50 Powerful Coaching Questions

“I want to be able to ask better questions.” I hear this a lot from the leaders I train to coach others. 50 Powerful Coaching Questions - Keith Webb

Everyone is looking for magic questions that will create insight, foster innovation, and help people get things done.

There are no magic questionsBut there are powerful questions!

Powerful questions are the tools to help people discover new roads and to find answers. Many people are not naturally reflective. We all have a limited perspective. Questions are powerful when they provoke reflection in other people, causing them to think more deeply and creatively than they could on their own.

I decided to list up 50 of my favorite powerful questions in a resource guide. It’s called 50 Powerful Coaching Questions. Each question approaches a problem or goal from a different perspective. Here are a few examples:

My Top 10 Posts From 2013

What a year! This is the first year of www.keithwebb.com. I really appreciate that you take the time to read my posts. Even more, I’m thrilled to hear how you have adopted some tip to make your, or someone else’s, life better.

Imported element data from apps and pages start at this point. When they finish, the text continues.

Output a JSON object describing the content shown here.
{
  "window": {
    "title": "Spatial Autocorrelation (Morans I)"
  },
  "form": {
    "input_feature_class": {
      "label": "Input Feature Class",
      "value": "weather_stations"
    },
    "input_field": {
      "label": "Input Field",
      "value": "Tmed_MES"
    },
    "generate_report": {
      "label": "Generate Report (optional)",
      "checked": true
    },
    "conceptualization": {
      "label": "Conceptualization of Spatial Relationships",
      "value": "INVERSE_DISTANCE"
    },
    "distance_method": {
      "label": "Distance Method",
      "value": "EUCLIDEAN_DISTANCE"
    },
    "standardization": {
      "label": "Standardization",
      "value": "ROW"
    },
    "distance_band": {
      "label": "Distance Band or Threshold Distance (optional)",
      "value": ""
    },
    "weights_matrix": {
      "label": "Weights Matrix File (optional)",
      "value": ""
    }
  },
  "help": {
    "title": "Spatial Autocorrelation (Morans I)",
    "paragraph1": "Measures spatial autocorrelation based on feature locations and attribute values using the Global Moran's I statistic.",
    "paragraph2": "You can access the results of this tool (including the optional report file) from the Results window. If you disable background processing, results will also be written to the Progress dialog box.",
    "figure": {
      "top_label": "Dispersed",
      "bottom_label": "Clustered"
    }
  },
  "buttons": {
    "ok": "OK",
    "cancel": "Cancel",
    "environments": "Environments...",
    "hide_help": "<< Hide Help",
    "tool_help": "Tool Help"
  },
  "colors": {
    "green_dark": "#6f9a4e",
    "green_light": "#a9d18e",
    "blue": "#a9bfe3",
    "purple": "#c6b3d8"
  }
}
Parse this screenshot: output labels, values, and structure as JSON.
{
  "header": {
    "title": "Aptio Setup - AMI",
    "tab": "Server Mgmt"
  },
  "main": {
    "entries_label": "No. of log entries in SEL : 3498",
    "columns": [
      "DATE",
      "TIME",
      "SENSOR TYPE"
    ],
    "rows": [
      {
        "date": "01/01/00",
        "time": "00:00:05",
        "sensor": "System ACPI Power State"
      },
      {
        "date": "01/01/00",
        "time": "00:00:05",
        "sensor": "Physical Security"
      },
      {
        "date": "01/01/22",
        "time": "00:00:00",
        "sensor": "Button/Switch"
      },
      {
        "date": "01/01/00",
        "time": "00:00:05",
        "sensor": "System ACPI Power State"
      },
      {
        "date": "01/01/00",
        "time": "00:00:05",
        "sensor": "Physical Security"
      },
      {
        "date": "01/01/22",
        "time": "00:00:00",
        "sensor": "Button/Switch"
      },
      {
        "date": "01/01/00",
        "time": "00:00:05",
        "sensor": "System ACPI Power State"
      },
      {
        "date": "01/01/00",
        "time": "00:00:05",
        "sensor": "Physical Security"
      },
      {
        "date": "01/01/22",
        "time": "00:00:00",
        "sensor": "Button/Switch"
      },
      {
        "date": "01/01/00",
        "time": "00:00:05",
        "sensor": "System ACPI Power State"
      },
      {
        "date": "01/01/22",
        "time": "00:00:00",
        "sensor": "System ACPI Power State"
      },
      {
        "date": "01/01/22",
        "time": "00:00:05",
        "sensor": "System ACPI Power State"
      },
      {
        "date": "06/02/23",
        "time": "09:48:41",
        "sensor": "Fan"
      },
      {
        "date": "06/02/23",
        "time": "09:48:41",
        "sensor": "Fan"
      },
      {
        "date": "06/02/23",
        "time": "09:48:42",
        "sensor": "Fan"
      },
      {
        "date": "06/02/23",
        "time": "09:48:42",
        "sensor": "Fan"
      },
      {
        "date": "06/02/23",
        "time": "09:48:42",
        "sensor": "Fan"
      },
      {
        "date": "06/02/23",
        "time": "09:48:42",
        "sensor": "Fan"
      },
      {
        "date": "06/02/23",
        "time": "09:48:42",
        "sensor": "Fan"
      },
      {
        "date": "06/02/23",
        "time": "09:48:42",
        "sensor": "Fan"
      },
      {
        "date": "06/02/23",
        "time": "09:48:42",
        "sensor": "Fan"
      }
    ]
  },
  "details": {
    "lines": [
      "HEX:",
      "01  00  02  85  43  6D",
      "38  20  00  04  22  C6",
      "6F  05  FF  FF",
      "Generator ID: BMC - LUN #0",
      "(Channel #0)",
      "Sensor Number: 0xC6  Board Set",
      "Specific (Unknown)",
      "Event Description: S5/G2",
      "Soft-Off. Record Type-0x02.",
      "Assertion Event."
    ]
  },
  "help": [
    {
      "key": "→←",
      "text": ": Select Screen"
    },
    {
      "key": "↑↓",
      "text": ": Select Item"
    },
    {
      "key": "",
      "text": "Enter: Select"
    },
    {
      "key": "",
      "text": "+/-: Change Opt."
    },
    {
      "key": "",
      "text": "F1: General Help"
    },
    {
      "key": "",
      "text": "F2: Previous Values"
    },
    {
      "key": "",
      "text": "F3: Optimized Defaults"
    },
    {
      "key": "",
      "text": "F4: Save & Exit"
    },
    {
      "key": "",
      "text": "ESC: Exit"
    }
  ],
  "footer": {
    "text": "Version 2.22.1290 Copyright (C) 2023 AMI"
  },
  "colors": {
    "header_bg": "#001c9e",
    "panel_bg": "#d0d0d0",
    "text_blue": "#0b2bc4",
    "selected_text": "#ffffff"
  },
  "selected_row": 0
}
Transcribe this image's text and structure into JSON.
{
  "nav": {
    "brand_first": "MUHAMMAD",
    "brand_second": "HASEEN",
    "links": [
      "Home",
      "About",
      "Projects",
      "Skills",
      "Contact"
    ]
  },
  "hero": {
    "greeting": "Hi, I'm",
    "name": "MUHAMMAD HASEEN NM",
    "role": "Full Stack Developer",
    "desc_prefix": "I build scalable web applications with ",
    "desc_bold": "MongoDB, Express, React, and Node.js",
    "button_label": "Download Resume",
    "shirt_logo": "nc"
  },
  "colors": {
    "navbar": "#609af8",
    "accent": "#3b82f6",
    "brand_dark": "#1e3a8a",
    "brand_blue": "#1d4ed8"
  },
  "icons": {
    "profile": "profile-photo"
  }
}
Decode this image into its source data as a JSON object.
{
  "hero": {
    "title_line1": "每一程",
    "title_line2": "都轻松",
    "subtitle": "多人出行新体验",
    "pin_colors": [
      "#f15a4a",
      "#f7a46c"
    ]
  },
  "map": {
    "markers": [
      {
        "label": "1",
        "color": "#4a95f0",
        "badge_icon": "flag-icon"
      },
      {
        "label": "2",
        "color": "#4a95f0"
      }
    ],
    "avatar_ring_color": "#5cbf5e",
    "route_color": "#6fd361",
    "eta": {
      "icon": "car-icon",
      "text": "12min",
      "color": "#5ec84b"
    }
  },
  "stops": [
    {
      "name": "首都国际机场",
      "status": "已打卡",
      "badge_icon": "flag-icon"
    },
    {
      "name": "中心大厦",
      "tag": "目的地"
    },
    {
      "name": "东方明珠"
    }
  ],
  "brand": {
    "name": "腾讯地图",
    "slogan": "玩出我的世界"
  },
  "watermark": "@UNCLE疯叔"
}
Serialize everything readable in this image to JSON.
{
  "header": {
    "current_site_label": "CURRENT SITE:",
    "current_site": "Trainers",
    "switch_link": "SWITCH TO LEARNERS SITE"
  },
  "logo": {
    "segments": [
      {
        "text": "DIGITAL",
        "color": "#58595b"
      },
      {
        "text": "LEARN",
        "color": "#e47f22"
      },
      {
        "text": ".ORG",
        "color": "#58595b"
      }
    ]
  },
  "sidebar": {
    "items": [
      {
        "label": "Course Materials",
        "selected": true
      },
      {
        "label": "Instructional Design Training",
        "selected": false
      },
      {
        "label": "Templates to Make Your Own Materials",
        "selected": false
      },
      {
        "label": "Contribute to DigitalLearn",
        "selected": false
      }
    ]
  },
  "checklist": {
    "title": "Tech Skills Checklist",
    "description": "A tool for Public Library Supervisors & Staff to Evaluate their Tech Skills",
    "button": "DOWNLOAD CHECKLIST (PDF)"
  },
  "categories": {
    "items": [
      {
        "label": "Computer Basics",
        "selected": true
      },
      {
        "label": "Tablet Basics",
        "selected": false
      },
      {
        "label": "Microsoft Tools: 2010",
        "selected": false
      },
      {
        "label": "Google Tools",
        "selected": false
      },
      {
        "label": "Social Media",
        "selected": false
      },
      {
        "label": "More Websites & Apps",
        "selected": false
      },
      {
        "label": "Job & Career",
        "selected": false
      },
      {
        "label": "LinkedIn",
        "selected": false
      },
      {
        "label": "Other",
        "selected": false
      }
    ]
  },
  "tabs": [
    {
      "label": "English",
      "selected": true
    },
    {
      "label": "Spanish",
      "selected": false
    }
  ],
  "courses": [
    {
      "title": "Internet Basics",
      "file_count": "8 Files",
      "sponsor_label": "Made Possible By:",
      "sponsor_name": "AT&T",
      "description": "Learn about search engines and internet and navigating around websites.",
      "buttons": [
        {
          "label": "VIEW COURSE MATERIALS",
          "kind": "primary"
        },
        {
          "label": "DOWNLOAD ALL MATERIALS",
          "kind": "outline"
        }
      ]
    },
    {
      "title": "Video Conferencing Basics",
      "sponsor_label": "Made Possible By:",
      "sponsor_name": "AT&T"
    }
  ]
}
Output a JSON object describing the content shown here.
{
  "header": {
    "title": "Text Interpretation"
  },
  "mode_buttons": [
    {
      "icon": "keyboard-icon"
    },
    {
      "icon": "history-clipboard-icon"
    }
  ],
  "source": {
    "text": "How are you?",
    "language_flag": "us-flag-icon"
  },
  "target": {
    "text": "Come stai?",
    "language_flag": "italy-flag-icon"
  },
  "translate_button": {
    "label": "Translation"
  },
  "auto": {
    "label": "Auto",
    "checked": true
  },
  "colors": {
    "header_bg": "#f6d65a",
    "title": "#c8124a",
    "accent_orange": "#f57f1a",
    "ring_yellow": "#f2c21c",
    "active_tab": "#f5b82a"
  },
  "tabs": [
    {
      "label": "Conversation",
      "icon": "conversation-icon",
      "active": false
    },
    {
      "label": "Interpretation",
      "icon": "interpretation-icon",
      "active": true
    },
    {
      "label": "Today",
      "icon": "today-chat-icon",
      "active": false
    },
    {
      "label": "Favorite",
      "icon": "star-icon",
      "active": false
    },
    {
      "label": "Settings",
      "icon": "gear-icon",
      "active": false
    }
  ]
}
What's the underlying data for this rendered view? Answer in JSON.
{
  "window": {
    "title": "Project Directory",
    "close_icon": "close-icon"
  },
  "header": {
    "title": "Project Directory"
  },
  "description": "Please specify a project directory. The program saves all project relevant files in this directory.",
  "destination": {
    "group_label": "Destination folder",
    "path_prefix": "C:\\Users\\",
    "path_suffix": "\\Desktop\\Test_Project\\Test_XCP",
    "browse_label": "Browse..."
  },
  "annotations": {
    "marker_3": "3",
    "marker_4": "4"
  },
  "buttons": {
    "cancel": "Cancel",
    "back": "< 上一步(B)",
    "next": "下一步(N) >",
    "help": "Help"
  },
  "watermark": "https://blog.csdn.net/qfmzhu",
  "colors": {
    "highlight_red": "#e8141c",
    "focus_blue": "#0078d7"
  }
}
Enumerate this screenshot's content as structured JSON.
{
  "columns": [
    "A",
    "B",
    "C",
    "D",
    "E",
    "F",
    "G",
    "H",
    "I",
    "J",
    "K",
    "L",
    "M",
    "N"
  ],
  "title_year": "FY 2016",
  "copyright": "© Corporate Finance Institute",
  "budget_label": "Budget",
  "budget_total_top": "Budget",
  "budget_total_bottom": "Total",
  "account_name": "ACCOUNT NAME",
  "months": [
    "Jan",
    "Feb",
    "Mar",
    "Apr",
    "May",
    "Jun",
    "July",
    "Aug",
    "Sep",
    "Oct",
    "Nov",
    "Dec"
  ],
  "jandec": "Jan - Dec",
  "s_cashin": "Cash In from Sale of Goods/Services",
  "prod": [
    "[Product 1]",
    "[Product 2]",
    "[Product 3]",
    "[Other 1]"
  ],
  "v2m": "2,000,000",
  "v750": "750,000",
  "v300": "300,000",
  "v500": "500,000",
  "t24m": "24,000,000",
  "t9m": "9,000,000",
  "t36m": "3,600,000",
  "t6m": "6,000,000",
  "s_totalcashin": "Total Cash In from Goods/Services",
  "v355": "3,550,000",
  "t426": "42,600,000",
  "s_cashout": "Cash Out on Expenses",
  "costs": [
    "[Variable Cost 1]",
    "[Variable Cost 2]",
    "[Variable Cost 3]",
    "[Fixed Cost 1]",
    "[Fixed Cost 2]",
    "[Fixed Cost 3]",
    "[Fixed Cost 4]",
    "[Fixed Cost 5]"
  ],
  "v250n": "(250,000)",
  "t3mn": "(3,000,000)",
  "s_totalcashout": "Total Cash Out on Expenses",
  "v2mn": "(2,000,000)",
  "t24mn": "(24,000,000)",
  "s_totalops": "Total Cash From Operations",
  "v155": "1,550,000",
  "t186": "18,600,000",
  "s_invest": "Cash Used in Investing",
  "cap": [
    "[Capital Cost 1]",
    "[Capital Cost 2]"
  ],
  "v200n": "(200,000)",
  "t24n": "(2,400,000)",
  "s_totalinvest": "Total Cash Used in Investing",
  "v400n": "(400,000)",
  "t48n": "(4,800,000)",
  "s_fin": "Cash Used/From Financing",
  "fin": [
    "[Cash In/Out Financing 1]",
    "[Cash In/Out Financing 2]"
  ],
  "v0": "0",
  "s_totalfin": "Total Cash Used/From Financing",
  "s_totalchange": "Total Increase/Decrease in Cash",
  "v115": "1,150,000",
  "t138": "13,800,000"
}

Here are my top 10 posts from 2013. It’s a real potluck of topics. Each will help you multiply your impact if you take it to heart.

Thanks again for a great year, I look forward to being with you in 2014!

My Top 10 Posts from 2013

  1. How to Get 300% Greater Training Results
    How to revise your training and 5 ways to provide follow-up coaching.

“Leading with Questions” by Michael J. Marquardt


“Asking rather than telling, questions rather than answers, has become the key to leadership excellence and success in the twenty-first century.” That, in a nutshell, is the premise of this book.

Marquardt who has taught and written extensively on action learning shares the wisdom of leading with questions.

The book is divided into three sections: The Power of Questions; Asking Questions Effectively; and A Guide for Leaders of Using Questions. Throughout the book the author uses quotes from interviews of top business leaders about their use of questions.

The Power of Questions begins with examples of disasters such as the sinking of Titanic, the explosion of the Challenger spacecraft, and the 1961 Bay of Pigs invasion. The cause of each disaster is attributed to a lack of questioning.

The Answer is the Question

Are you looking for answers? You might be better off searching for good questions!

We often look for answers in the form of information. New books, teaching, and workshops attract our attention. Don’t confuse information gathering with answers. They are very different things.

The Answer is a Question

The University of California, San Diego did a study of how much information the average American takes in a day. It’s 100,500 words or 34 gigabytes of data – a day! That’s like filling your computer’s hard drive every week.

“The COACH Model for Christian Leaders” by Keith E. Webb

Do you have the leadership skills you need to solve problems, reach goals, and develop others?

The COACH Model® is a radically different approach to leading people. Rather than providing answers, ask questions that draw out what God has already put into others. Learn how to create powerful conversations to assist others to solve their own problems, reach goals, and develop leadership skills in the process.

Whether you are working with employees, teenagers, or a colleague living in another city, you’ll find powerful tools and techniques you need to increase your leadership effectiveness.

How to Ask Questions That Generate Possibilities

Questions are not all equal. Some questions engage the listener, promote creativity, and generate possibilities. Other questions shut down creativity through the question’s pre-determined limited responses. I want to ask questions that generate creativity and possibilities, how about you?

Questions that generate possibilities

Questions that Limit

First, let’s look at what limits creativity. When we ask a question that includes an answer, the listener must respond to that answer, often with a “yes” or “no.” This type of question doesn’t cause a lot of reflection because the options for response are extremely limited.